I love to read. It keeps me motivated to write.

Lisa D. said...

MV- I admire your list. I've never really been able to get into the really old stuff. :)

M.V.Freeman said...

Lisa, you made me laugh! I've always liked the odd stuff. I don't know why I like the old works--but I do (I think some of it has to do with the amazing imagery). Some of the ones you mentioned...are hard for me to read. I feel so ignorant sometimes! :) I'm uber impressed with what you've read and Louisa's list!

Carla Swafford said...

Interesting post, Lisa.

I've never cared for the old guard though I have a deep respect for them. I've tried to read them without success. The one that stands out in my mind was THE OLD MAN AND THE SEA. I had to read it for a philsophy class. Considering I love to read (even the back of cereal boxes)and it was a short story, it was torture to finish.

I've read Poe and a couple others I don't remember. Mainly what I do remember of them was how depressed I got.
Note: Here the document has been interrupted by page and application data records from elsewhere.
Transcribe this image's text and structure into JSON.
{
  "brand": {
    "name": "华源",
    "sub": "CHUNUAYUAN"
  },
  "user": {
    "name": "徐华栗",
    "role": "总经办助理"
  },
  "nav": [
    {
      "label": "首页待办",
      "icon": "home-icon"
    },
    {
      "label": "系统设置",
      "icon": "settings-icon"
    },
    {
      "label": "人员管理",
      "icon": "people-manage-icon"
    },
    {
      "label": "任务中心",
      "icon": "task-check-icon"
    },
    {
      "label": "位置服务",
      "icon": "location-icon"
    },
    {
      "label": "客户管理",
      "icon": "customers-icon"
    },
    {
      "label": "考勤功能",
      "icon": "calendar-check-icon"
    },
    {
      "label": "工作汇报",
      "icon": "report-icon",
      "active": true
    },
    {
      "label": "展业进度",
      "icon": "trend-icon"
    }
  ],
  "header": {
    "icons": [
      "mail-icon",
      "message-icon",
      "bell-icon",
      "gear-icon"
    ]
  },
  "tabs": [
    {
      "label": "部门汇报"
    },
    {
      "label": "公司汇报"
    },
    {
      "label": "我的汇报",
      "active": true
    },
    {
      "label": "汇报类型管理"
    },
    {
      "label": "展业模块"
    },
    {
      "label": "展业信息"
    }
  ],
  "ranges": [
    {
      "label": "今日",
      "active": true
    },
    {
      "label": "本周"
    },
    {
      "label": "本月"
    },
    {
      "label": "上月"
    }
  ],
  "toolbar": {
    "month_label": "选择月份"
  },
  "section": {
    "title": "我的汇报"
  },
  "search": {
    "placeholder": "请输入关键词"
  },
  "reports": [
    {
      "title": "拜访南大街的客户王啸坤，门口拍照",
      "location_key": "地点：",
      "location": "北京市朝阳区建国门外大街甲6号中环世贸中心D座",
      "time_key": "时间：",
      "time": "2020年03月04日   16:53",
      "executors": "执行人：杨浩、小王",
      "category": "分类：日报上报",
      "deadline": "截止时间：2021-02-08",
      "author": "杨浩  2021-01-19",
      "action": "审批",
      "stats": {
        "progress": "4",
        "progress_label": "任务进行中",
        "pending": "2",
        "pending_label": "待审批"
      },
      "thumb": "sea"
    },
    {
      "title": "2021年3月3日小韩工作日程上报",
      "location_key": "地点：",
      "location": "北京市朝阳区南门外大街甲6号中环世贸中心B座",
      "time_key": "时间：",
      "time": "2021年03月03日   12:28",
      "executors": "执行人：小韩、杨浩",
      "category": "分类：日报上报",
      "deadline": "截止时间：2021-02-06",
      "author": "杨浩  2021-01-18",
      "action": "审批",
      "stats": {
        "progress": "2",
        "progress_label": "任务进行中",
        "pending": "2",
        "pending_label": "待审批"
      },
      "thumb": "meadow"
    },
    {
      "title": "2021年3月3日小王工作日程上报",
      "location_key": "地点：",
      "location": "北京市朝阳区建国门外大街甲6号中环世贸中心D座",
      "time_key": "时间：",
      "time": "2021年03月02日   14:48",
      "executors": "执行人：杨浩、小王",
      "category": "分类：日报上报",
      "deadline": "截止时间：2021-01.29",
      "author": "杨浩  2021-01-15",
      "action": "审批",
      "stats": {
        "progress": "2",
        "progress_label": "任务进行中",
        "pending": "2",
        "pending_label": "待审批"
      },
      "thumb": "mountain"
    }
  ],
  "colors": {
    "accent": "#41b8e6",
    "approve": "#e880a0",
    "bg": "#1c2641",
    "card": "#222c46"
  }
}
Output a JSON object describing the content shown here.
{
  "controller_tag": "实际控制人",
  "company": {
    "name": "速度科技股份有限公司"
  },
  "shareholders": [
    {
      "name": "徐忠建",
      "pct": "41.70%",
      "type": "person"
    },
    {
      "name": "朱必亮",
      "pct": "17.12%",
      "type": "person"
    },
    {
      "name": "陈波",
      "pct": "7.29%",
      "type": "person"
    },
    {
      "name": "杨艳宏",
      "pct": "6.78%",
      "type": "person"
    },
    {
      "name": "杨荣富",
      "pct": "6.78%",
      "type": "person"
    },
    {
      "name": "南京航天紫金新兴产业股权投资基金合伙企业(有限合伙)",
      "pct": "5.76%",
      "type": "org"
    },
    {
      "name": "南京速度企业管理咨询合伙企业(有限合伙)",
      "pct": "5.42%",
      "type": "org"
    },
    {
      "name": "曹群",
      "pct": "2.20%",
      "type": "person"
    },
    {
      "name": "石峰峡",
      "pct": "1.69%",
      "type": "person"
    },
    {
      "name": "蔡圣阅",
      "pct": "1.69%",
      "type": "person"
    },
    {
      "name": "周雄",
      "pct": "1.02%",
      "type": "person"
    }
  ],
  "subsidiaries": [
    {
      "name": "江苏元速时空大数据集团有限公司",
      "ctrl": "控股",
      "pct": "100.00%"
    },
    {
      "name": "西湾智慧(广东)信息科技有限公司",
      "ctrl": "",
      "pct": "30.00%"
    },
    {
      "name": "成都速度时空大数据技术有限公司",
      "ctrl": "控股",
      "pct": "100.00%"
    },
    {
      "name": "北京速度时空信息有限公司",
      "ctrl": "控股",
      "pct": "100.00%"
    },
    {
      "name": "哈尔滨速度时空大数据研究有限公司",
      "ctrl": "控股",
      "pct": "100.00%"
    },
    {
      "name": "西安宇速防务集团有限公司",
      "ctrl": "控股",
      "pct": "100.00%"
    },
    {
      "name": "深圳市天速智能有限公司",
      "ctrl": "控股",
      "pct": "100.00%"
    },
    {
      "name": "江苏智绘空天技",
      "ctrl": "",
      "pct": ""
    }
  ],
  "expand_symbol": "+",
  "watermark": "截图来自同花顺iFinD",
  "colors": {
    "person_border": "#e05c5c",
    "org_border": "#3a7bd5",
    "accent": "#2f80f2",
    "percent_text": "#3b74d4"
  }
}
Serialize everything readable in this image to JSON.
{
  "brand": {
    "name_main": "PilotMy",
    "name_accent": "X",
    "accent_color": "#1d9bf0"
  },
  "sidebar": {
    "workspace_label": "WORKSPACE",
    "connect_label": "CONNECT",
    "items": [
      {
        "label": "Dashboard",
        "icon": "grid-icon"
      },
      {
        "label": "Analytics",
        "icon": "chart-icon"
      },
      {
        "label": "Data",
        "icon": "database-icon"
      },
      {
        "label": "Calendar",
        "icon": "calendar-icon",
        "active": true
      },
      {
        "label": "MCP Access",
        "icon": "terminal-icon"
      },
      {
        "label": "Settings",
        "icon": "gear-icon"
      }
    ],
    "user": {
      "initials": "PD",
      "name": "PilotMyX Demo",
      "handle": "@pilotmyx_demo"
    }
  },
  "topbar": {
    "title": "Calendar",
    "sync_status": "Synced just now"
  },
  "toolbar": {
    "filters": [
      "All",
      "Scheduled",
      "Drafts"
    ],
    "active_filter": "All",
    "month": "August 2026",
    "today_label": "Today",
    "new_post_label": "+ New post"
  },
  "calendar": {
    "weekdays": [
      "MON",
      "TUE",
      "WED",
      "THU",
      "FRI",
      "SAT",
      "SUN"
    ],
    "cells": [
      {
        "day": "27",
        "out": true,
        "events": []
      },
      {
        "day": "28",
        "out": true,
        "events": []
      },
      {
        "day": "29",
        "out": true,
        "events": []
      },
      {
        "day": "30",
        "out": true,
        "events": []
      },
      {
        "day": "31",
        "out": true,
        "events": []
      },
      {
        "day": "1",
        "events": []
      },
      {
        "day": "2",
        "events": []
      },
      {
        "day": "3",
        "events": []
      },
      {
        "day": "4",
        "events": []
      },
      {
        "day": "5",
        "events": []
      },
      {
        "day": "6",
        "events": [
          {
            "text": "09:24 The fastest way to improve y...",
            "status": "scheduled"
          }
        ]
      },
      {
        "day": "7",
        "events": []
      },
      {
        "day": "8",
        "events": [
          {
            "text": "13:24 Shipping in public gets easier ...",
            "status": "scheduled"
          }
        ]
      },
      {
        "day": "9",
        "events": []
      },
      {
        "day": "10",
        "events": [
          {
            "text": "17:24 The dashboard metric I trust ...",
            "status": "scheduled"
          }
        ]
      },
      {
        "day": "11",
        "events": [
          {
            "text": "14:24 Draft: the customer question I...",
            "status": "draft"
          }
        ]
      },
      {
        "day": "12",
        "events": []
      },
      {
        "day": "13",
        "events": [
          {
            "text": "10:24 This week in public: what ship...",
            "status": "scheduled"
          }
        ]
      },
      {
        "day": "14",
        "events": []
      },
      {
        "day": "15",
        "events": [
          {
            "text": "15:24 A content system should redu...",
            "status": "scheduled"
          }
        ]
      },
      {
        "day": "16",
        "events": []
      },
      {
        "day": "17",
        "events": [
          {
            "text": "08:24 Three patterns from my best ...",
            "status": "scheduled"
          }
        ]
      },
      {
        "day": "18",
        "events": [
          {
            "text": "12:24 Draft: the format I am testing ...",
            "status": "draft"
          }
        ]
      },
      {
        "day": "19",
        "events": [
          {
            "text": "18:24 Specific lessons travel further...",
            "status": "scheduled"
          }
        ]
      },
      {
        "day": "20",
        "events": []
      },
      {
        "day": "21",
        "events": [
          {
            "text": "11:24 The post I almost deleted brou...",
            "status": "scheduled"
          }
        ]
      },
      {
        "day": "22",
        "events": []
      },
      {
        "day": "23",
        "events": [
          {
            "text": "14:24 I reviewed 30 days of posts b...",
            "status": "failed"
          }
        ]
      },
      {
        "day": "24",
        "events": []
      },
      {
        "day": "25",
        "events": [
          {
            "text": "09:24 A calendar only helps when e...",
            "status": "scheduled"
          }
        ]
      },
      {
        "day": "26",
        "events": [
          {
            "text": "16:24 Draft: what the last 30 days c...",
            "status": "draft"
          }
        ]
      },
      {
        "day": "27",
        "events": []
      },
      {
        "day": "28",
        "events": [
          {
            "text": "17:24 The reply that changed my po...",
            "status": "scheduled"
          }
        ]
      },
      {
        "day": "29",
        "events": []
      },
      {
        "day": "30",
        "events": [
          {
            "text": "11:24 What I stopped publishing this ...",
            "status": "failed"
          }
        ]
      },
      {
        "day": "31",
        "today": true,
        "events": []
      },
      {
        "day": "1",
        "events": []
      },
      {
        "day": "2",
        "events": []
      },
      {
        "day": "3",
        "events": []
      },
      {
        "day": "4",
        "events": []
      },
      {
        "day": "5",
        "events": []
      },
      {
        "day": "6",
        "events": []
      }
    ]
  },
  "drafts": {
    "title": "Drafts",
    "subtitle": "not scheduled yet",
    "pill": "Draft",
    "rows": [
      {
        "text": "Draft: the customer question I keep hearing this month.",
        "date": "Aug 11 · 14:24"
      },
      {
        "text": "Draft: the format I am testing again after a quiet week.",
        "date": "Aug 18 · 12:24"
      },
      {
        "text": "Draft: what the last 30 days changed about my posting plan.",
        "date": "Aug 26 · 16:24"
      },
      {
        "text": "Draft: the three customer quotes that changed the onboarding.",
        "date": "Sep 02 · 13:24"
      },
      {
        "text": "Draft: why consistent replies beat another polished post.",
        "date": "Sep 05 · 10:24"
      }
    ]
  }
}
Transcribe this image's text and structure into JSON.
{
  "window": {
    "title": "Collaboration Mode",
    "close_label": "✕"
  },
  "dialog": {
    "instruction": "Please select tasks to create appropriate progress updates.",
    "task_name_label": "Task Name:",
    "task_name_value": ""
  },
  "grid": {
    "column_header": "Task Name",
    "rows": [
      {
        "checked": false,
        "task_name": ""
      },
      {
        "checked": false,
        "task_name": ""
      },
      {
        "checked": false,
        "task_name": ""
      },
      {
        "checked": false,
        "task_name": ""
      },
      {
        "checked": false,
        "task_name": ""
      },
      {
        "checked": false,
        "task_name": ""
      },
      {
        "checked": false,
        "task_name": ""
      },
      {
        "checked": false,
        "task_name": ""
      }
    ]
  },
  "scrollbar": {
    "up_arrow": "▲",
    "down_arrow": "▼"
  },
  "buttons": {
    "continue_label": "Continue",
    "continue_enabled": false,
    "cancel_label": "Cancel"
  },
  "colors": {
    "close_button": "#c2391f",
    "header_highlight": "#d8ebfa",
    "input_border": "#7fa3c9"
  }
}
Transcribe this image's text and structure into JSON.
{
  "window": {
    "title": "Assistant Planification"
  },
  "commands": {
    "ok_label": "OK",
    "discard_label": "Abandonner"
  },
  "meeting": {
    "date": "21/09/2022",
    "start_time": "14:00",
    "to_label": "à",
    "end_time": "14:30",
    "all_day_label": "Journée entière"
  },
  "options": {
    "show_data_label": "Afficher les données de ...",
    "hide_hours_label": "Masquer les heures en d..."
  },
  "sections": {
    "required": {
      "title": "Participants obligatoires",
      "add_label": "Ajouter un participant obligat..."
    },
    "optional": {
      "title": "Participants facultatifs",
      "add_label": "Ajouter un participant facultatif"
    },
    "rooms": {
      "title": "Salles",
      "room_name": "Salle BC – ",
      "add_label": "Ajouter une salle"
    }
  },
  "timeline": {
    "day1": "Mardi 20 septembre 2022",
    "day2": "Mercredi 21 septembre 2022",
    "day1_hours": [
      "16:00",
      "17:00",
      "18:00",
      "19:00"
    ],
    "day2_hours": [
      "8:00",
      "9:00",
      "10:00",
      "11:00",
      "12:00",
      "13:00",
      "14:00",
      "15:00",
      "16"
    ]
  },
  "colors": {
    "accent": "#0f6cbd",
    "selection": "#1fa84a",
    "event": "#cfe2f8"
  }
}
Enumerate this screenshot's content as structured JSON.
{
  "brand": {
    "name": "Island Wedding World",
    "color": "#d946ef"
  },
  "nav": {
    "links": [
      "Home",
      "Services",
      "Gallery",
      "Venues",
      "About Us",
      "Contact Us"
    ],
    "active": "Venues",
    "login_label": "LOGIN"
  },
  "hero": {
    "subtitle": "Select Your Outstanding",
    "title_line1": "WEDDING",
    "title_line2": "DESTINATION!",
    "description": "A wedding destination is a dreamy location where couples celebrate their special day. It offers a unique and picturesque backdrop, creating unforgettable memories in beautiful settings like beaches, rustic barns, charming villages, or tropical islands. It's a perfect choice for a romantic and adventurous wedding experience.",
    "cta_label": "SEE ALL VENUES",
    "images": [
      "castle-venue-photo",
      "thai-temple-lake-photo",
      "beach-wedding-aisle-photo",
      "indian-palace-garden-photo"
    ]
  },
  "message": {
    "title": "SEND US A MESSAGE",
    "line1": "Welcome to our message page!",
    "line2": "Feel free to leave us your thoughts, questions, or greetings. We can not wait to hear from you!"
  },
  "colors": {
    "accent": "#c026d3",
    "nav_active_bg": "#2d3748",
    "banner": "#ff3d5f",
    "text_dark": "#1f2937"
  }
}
Of course, at the time, I never imagined myself as a writer. So it was only the story I considered important.

When I was a teenager and romances really started up with the hot stuff (Rosemary Rogers and Kathleen Woodiwiss). That got my attention and I was so relieved. At the time I was mainly reading westerns written by men. I knew something was missing. And I found it. Romance.

Well, I guess romance is my preference and I don't have a hankering for any other type.

Who influences my writing? I guess anyone's books I admire such as Victoria Dahl, Jennifer Echols, Anne Stuart, Susan Elizabeth Phillips and Lisa Kleypas. The main theme for me with these writers is that they are simply entertainers writing simple stories. I like that a lot.

Lisa D. said...

Carla- I can empathize. The Old Man and the Sea is the worst form of torture. They really only make HS kids read it because it's short and so obviously symbolic that you can teach symbolism. But ug. It's just awful in terms of story. They do that in HS- stuff like The Red Badge of Courage and The Heart of Darkness (which is wonderful if you're ready for it, but not at 16). And I definitely agree that the "greats" can be depressing-- that's why I turned to romance.

Lexi said...

Great post, Lisa. My mother was my high school English teacher, so I read Faulkner, Twain, Thomas Hardy, Thackeray, and Melville. I must admit to throwing "As I Lay Dying" across the room when I got to Chapter Six. "My mother is a fish." WTF? My mother is a FISH????

But, the books on the bookshelf of my mind are the ones that took me away. As a child, anything by Louisa Mae Alcott and "The Five Little Peppers and How They Grew," "The Secret Garden," and "The Little Princess." I also loved the "Little House on the Prairie" books, especially "Farmer Boy."

When I got a little older I discovered "The Hobbit," and "Lord of the Rings." In the seventh grade I found Georgette Heyer and there began my love affair with romance. Haven't looked back since!

Lisa D. said...

Lexi- Yeah, the first time through the whole my mother is a fish things is just plain weird. And then it gets worse plot-wise :) I've never actually read any of the Little House stuff, but I loved the Black Stallion and Where the Red Fern Grows when I was younger.